Life in Austin continues to evolve and adapt to the impact of COVID-19. Schools are in varying stages of being back in session, some in the classrooms, others online. High school football is already into their 2020 season and college football, including the University of Texas Longhorns, are scheduled to return to the gridiron in the coming days.The local economy continues to roar and the housing market is hotter than ever. At least for sellers. Buyers, however, are often left exasperated by the critical shortage of listings for sale. For every top bidder there are two, three, or more, other buyers who lose out in a multiple offer bidding war and either move on to the next listing or drop out in frustration.
With fall right around the corner, and soon the holidays, the local real estate market remains one of the hottest in the nation. Read on to learn more about the current supply and demand dynamics driving the Austin housing market and what it means for your real estate future.
Real Estate Market Report Summary

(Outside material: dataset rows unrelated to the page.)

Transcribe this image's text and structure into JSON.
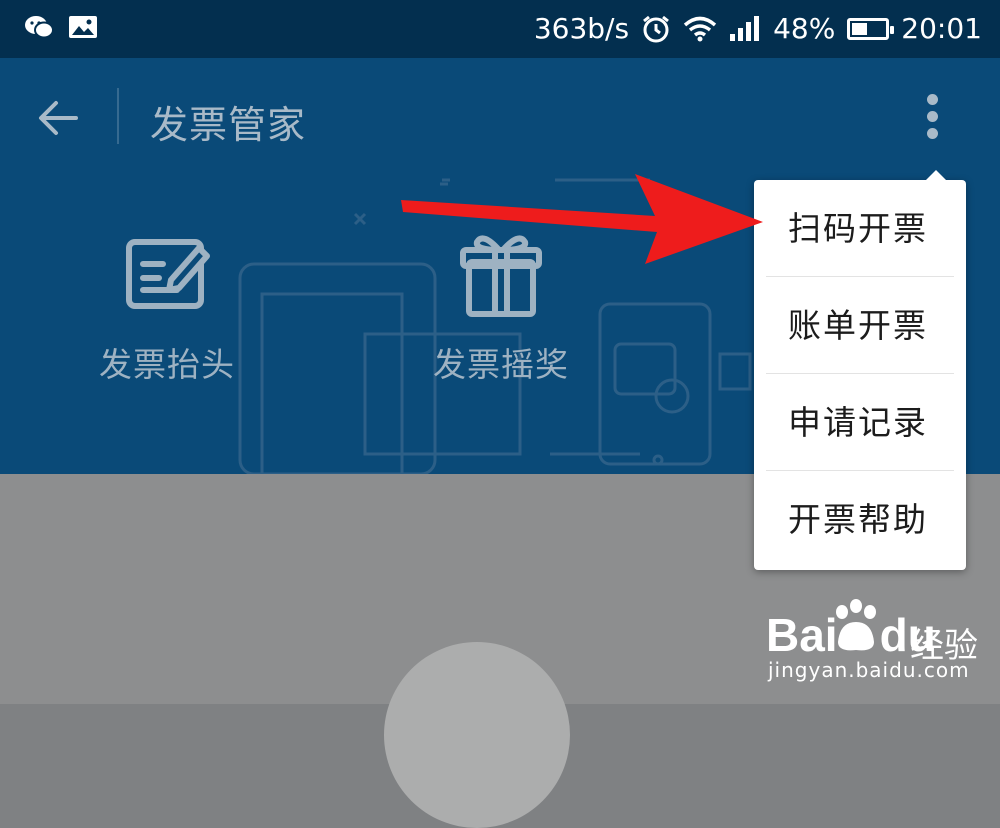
{
  "status_bar": {
    "speed": "363b/s",
    "battery": "48%",
    "battery_level": 0.48,
    "time": "20:01",
    "left_icons": [
      "wechat-icon",
      "image-icon"
    ],
    "right_icons": [
      "alarm-icon",
      "wifi-icon",
      "signal-icon",
      "battery-icon"
    ]
  },
  "app_bar": {
    "title": "发票管家",
    "back_icon": "arrow-left-icon",
    "more_icon": "more-vertical-icon"
  },
  "actions": [
    {
      "label": "发票抬头",
      "icon": "edit-document-icon"
    },
    {
      "label": "发票摇奖",
      "icon": "gift-icon"
    }
  ],
  "menu": {
    "items": [
      "扫码开票",
      "账单开票",
      "申请记录",
      "开票帮助"
    ]
  },
  "watermark": {
    "logo": "Bai",
    "logo_suffix": "du",
    "product": "经验",
    "url": "jingyan.baidu.com"
  },
  "colors": {
    "status_bar_bg": "#032f4f",
    "header_bg": "#0a4a78",
    "overlay_bg": "#8d8e8f",
    "arrow": "#ee1c1c",
    "menu_bg": "#ffffff"
  }
}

Nationally, existing-home sales continued on a strong, upward trajectory in July, marking two consecutive months of significant sales gains, according to the National Association of Realtors®. Each of the four major regions attained double-digit, month-over-month increases, while the Northeast was the only region to show a year-over-year decline.
“The housing market is well past the recovery phase and is now booming with higher home sales compared to the pre-pandemic days,” said Lawrence Yun, NAR’s chief economist. “With the sizable shift in remote work, current homeowners are looking for larger homes and this will led to a secondary level of demand even into 2021.”
Low mortgage interest rates are driving the demand. According to Freddie Mac, the 30-year, conventional, fixed-rate mortgage decreased to 3.02% in July, down from 3.16% in June. The average commitment rate across all of 2019 was 3.94%.
Home Prices Up, Inventory Down
The median existing-home price for all housing types in July was $304,100, up 8.5% from July 2019 ($280,400), as prices rose in every region. July’s national price increase marks 101 straight months of year-over-year gains. For the first time ever, national median home prices breached the $300,000 level.
Total housing inventory at the end of July totaled 1.50 million units, down from both 2.6% in June and 21.1% from one year ago (1.90 million). Unsold inventory sits at a 3.1-month supply at the current sales pace, down from 3.9 months in June and down from the 4.2-month figure recorded in July 2019.
Yun notes these dire inventory totals have a substantial effect on sales.
“The number of new listings is increasing, but they are quickly taken out of the market from heavy buyer competition,” he said. “More homes need to be built.”
NAR’s Pending Home Sales Index for August is scheduled for release on September 29, and Existing-Home Sales for August will be released September 21.
Source: National Association of Realtors®
Austin Metropolitan Statistical Area
The fact that the Austin Metropolitan Statistical Area has experienced a housing shortage for quite some time has been well documented. Every month we report that the housing inventory is shrinking, which puts upward pressure on pricing.
Now we have evidence from July’s closed sales that the pace of price appreciation began accelerating a couple of months ago and is firmly in place to continue. The average price of July’s closed sales in the Austin MSA was $459,001, a huge 13.9% year-over-year increase as compared to the same time last year. There’s more. The median price was up to $360,000 and the average price per square foot jumped to $199, which are year-over-year increases of 11.5% and 10.2%, respectively.
To put these figures into perspective, from January to June, 2020’s average monthly sale prices were ranging between 0% and 6% higher, with an average of 3.5% higher, than 2019 sale prices from the same time period.
Preliminary data from August indicates that the double-digit price increases seen in July will continue, and likely accelerate, as we move into the fourth quarter. Clearly, in spite of potential short-term fluctuations due to COVID-19, mid- and long-term forecasts for strong demand, limited housing supply and price appreciation remain intact.